“the mauve emporium: love mauve? so do we! finally, the store that’s nothing but mauve. If it’s arguably mauve… we’ve got it!”
“TROUGH: food by the minute – Grand opening special!!! Only $9.99 for 10 minutes! That’s less than a dollar a minute!!” (looks like landing page is broken)
“MARZIPAN MADNESS – The DIY almond paste sensation that’s sweeping the nation!”
I was in New York for work a couple of weeks ago and decided to take some time off to wander in the city. I embarked on a self-guided tour of bike shops and coffee shops in brooklyn and manhattan (with the much-appreciated help of Anita from Brooklyn by Bike who led me to the New York Times Interactive Coffee Map) and took a bunch of pictures. whenever possible, images were shot at ISO 50 and wide open, just because.
I asked about bike rentals and bikesnobnyc was kind enough to suggest that I check out recycle a bicycle. I went to their DUMBO location (Recycle A Bicycle, 35 Pearl St, Brooklyn) They had only two bikes available and this is the one I got:
Chris from the shop hooked me up with the free official NYC cycling map.
I took a few pictures outside:
and along the way. It felt weird trying to balance on this bike – it had a coaster brake and I wasn’t used to the way-upright handlebars. Riding the cruiser kind of made the ride more enjoyable, though, because it allowed me to just kick back at a slower pace and enjoy the ride.

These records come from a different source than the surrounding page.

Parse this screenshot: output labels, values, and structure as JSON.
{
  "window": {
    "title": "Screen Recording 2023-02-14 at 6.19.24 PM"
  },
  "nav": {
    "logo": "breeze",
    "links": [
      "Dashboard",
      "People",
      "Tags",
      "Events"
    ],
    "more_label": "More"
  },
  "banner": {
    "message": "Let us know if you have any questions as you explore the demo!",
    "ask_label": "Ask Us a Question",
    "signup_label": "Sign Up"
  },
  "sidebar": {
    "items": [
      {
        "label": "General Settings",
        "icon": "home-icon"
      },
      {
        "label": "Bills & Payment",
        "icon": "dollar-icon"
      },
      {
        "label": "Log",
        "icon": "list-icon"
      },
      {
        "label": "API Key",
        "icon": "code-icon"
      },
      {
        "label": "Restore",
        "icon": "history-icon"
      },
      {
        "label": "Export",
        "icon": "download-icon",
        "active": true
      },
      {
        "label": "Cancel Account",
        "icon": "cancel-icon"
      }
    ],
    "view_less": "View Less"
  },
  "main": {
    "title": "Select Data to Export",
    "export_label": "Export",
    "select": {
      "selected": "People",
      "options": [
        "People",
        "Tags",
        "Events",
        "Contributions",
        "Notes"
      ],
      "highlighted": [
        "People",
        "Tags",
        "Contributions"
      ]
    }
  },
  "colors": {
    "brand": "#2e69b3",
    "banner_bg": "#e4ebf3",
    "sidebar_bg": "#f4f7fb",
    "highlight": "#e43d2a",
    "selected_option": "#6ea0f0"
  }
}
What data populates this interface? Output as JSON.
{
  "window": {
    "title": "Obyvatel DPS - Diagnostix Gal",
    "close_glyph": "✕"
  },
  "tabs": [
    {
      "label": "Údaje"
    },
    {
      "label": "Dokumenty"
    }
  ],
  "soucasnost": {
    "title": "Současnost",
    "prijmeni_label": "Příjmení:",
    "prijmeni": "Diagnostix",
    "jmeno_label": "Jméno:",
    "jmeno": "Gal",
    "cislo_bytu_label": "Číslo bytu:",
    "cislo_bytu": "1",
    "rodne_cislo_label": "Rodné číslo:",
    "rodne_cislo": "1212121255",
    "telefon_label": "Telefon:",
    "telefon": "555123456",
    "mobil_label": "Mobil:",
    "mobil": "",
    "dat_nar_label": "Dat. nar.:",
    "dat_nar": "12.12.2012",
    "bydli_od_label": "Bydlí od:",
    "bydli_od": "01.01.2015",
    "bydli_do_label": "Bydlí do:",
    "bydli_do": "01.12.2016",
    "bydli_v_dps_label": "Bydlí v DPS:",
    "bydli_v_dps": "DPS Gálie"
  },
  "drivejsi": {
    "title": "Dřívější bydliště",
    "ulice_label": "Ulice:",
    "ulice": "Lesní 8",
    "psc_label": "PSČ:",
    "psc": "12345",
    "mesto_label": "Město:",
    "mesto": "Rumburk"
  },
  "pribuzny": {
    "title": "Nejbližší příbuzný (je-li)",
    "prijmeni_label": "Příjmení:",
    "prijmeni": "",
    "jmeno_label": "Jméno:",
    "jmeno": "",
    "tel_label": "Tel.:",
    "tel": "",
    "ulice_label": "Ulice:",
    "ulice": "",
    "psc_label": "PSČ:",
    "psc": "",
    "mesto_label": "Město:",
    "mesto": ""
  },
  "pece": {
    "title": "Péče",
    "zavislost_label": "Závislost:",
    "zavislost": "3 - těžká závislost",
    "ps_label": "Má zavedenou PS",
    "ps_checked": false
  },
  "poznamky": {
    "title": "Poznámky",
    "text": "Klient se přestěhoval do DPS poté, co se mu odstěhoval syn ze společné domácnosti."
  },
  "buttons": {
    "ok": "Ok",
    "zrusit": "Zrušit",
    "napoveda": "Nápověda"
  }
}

and then pedaled towards Cafe Grumpy in Greenpoint.
the weather was ridiculously beautiful.
the espresso at Cafe Grumpy (193 Meserole Avenue, Brooklyn, NY) was good and the people very friendly.
Cafe Grumpy was larger than I expected. It was relatively crowded with people working on their laptops and they had a beautiful bathroom window:
I headed towards B’s bike shop (262 Driggs Avenue, Brooklyn, NY) next in Williamsburg.
took a picture along the way:
B’s Bikes was a crowded little shop that seemed to be getting a lot of business. I told the people inside about my plans for the day and they happily mentioned a few neat bike shops in Manhattan to check out.
I rode the cruiser down to King Kog (455 Graham Avenue, Brooklyn, NY) next:
There was definitely a different vibe here with more bike-lifestyle items on the shelves including a hilarious “One Less Messenger” t-shirt.
Next stop: Blue Bottle (160 Berry Street, Brooklyn, NY). I live in Oakland, CA, and wanted to see what Blue Bottle was doing on the East Coast:
I was really impressed by the size of their space. The natural light was great. They roast in the back. I’ve been to their kiosk in Hayes Valley in SF, the Cafe at Mint Plaza, their Ferry Building location, their old roastery in Emeryville and their farmers market in Temescal. This space was absolutely huge in comparison.
There were quite a few people hanging outside too, enjoying the coffee and the weather:
Part 2 to come.